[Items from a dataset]
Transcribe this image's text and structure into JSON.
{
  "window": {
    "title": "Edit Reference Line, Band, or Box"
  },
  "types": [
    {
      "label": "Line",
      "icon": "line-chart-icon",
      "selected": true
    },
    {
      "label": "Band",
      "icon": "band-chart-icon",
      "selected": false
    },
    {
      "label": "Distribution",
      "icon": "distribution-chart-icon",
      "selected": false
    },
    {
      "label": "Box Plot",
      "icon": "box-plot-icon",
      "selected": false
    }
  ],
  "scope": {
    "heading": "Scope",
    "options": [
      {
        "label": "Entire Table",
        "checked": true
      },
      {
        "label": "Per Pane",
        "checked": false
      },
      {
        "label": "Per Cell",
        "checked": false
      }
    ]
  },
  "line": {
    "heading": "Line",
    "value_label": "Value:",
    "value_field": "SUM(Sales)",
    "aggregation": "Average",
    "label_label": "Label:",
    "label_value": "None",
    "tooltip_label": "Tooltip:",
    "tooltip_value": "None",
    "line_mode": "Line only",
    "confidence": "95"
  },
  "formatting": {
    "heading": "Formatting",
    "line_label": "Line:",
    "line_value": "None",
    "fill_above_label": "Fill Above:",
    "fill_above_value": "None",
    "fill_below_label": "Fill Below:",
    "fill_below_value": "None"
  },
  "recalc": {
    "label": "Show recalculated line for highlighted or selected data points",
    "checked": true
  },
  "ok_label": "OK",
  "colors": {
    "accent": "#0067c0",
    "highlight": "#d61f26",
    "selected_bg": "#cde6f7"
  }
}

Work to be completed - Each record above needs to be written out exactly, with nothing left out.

Answer space -
Transcribe this image's text and structure into JSON.
{
  "window": {
    "title": "Edit Reference Line, Band, or Box"
  },
  "types": [
    {
      "label": "Line",
      "icon": "line-chart-icon",
      "selected": true
    },
    {
      "label": "Band",
      "icon": "band-chart-icon",
      "selected": false
    },
    {
      "label": "Distribution",
      "icon": "distribution-chart-icon",
      "selected": false
    },
    {
      "label": "Box Plot",
      "icon": "box-plot-icon",
      "selected": false
    }
  ],
  "scope": {
    "heading": "Scope",
    "options": [
      {
        "label": "Entire Table",
        "checked": true
      },
      {
        "label": "Per Pane",
        "checked": false
      },
      {
        "label": "Per Cell",
        "checked": false
      }
    ]
  },
  "line": {
    "heading": "Line",
    "value_label": "Value:",
    "value_field": "SUM(Sales)",
    "aggregation": "Average",
    "label_label": "Label:",
    "label_value": "None",
    "tooltip_label": "Tooltip:",
    "tooltip_value": "None",
    "line_mode": "Line only",
    "confidence": "95"
  },
  "formatting": {
    "heading": "Formatting",
    "line_label": "Line:",
    "line_value": "None",
    "fill_above_label": "Fill Above:",
    "fill_above_value": "None",
    "fill_below_label": "Fill Below:",
    "fill_below_value": "None"
  },
  "recalc": {
    "label": "Show recalculated line for highlighted or selected data points",
    "checked": true
  },
  "ok_label": "OK",
  "colors": {
    "accent": "#0067c0",
    "highlight": "#d61f26",
    "selected_bg": "#cde6f7"
  }
}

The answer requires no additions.